Collected data entries:
=== Section Start ===

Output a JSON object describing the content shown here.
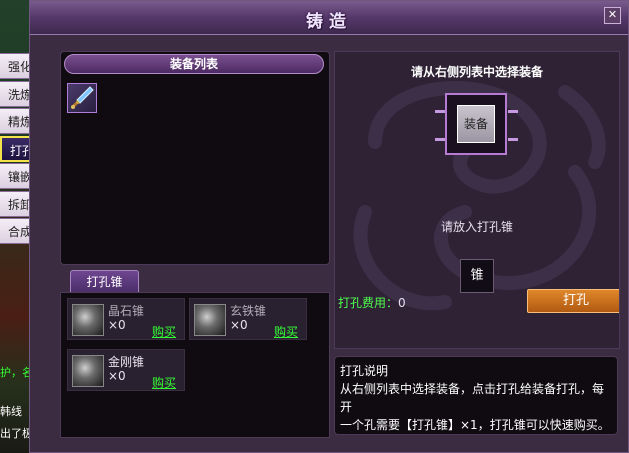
{
  "window": {
    "title": "铸造",
    "close_label": "✕"
  },
  "side_tabs": [
    {
      "label": "强化",
      "active": false
    },
    {
      "label": "洗炼",
      "active": false
    },
    {
      "label": "精炼",
      "active": false
    },
    {
      "label": "打孔",
      "active": true
    },
    {
      "label": "镶嵌",
      "active": false
    },
    {
      "label": "拆卸",
      "active": false
    },
    {
      "label": "合成",
      "active": false
    }
  ],
  "background_text": {
    "line1": "护，名",
    "line2": "韩线",
    "line3": "出了极品"
  },
  "equipment_list": {
    "header": "装备列表",
    "slot_icon": "sword-item-icon"
  },
  "drills": {
    "tab_label": "打孔锥",
    "items": [
      {
        "name": "晶石锥",
        "count": "×0",
        "buy_label": "购买",
        "icon": "crystal-drill-icon"
      },
      {
        "name": "玄铁锥",
        "count": "×0",
        "buy_label": "购买",
        "icon": "iron-drill-icon"
      },
      {
        "name": "金刚锥",
        "count": "×0",
        "buy_label": "购买",
        "icon": "diamond-drill-icon"
      }
    ]
  },
  "right_panel": {
    "instruction": "请从右侧列表中选择装备",
    "equip_slot_label": "装备",
    "place_drill_prompt": "请放入打孔锥",
    "drill_slot_label": "锥",
    "fee_label": "打孔费用：",
    "fee_value": "0",
    "punch_button": "打孔"
  },
  "help": {
    "title": "打孔说明",
    "line1": "从右侧列表中选择装备，点击打孔给装备打孔，每开",
    "line2": "一个孔需要【打孔锥】×1，打孔锥可以快速购买。"
  },
  "colors": {
    "accent_purple": "#55386a",
    "buy_green": "#33ff33",
    "fee_green": "#4dff4d",
    "active_tab_border": "#f3e24a",
    "punch_button": "#e0872a"
  }
}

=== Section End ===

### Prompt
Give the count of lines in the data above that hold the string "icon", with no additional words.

### Problem solution
4